Back Page Announcements:
Seminars: Home Ownership: Practical Legal, Tax, Estate, Asset Protection and other Issues. New Jersey ICLE 8/9/07. Call 732-249-5100 for info.
CLARIFICATION: June’s issue on Grantor trusts addressed the tax consequences of a mandatory tax reimbursement clause. The article correctly stated that there are no income or gift tax consequences, but did not state that the use of such a provision would cause inclusion of the entire trust in the grantor’s estate. This is why reimbursement clauses, if used, are generally discretionary.
Save to Y:\ARTICLES\FIRMNEWS\MONTHYEAR\MONTHYEAR#.DOC
Prudent Investor and Principal and Income Act Primer
Senior Divorce – Part II
Voluntary Alimony Held Deductible
FLPs and Discounts
Trust in Follow Through
Uglier Kiddie Tax
Prudent Investor and Principal and Income Act Primer
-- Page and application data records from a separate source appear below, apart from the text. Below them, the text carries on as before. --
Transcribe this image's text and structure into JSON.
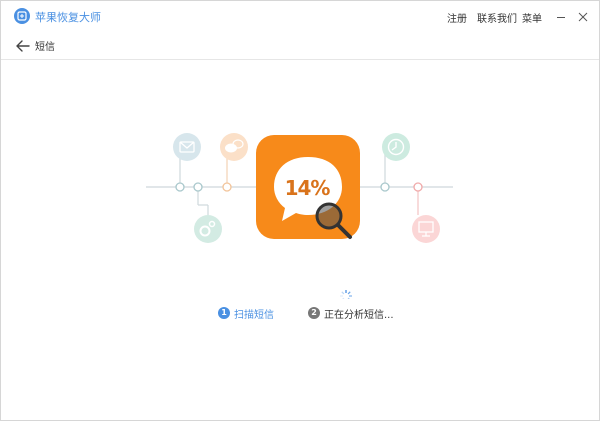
{
  "app": {
    "title": "苹果恢复大师",
    "menu": {
      "register": "注册",
      "contact": "联系我们",
      "menu": "菜单"
    }
  },
  "nav": {
    "page_title": "短信"
  },
  "progress": {
    "percent_text": "14%",
    "value": 14
  },
  "steps": [
    {
      "number": "1",
      "label": "扫描短信",
      "state": "done"
    },
    {
      "number": "2",
      "label": "正在分析短信...",
      "state": "active"
    }
  ],
  "colors": {
    "brand": "#4a90e2",
    "tile": "#f78a1a",
    "step_done": "#4a90e2",
    "step_active": "#777777"
  },
  "icons": {
    "left_nodes": [
      "mail-icon",
      "chat-bubbles-icon",
      "gear-icon"
    ],
    "right_nodes": [
      "clock-icon",
      "monitor-icon"
    ]
  }
}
- Yeah, everyone knows all about modern portfolio theory and all that stuff. Yawn. But an amazing number of people still think they can live on CDs for 25+ years of retirement - where’s your inflation hedge? Individual trustees rarely seem to use investment policy statements (IPS) – try to catch an institutional trustee without one! Every family investment FLP/LLC is formed solely for non-tax reasons (well that’s what you tell Judge Laro), yet how many even have an IPS?